What Is the Nature of
Our Ancestral Shadow
The real problem is in the hearts and minds of men. It is not a problem of physics but of ethics. It is easier to denature plutonium than to denature the evil spirit of man.
IN SOME UNIQUE WAYS, EACH OF US is like no other human being. In other ways, each of us is like some other human beings. And, in yet some other ways, each of us is like all other human beings. The question of the nature of human nature is captured in this final statement. In what ways are we like every other person that has gone before us and will come after us? This question is particularly relevant to our discussion of extraordinary human evil. The issue is not whether we can do good or evil, because each of us is certainly capable of either in any given situation. Rather, the issue is what, by our nature, we are most prone to do.
Is there an endowment with which each of us begins our life that is important in understanding how ordinary people commit extraordinary evil? Is there a basic inborn proclivity or tendency of human nature that limits, or enables, the possibility of cooperative, caring, nonviolent relations between social groups? Could there be a universal human condition that is antecedent to all extraordinary evil and from which all extraordinary evil is derived? These are vital questions because how we answer them significantly shapes our realities and determines how we perceive others' actions—particularly the actions of those who perpetrate extraordinary evil.
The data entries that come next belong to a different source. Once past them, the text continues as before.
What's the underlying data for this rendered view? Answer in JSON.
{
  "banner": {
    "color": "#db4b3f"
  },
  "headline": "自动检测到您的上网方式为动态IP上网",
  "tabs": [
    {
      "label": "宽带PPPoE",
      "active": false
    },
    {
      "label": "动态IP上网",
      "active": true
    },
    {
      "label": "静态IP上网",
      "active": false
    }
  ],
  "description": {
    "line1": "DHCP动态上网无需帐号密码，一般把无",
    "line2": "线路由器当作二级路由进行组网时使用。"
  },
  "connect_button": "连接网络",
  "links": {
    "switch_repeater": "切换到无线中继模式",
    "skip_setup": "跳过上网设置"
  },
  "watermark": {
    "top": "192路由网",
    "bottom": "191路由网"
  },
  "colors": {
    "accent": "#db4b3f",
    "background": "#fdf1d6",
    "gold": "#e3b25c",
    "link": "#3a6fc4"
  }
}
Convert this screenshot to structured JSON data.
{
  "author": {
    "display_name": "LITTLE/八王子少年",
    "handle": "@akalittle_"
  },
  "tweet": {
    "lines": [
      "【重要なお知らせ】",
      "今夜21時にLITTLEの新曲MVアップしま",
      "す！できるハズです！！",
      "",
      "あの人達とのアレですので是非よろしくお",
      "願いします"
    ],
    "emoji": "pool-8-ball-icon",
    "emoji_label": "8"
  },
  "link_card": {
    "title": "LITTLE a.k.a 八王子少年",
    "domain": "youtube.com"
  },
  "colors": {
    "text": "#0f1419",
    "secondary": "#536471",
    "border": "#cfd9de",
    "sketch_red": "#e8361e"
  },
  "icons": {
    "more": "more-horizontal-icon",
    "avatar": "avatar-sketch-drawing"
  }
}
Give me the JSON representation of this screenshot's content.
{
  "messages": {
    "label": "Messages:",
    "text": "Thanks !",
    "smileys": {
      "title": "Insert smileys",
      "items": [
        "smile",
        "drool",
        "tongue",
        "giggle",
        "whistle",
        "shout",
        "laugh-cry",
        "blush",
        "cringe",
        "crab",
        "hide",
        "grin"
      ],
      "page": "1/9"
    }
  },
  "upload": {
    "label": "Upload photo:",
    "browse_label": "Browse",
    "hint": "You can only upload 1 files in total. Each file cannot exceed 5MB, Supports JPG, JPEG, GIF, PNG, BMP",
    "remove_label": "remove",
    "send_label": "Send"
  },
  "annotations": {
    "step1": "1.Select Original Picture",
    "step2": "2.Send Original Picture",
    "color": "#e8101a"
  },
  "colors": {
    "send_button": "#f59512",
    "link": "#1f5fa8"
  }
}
Many philosophers, social thinkers, and psychologists assume that human nature is intrinsically neutral and has no predisposing inclinations. In this view, we become that to which we are exposed. We are a blank slate,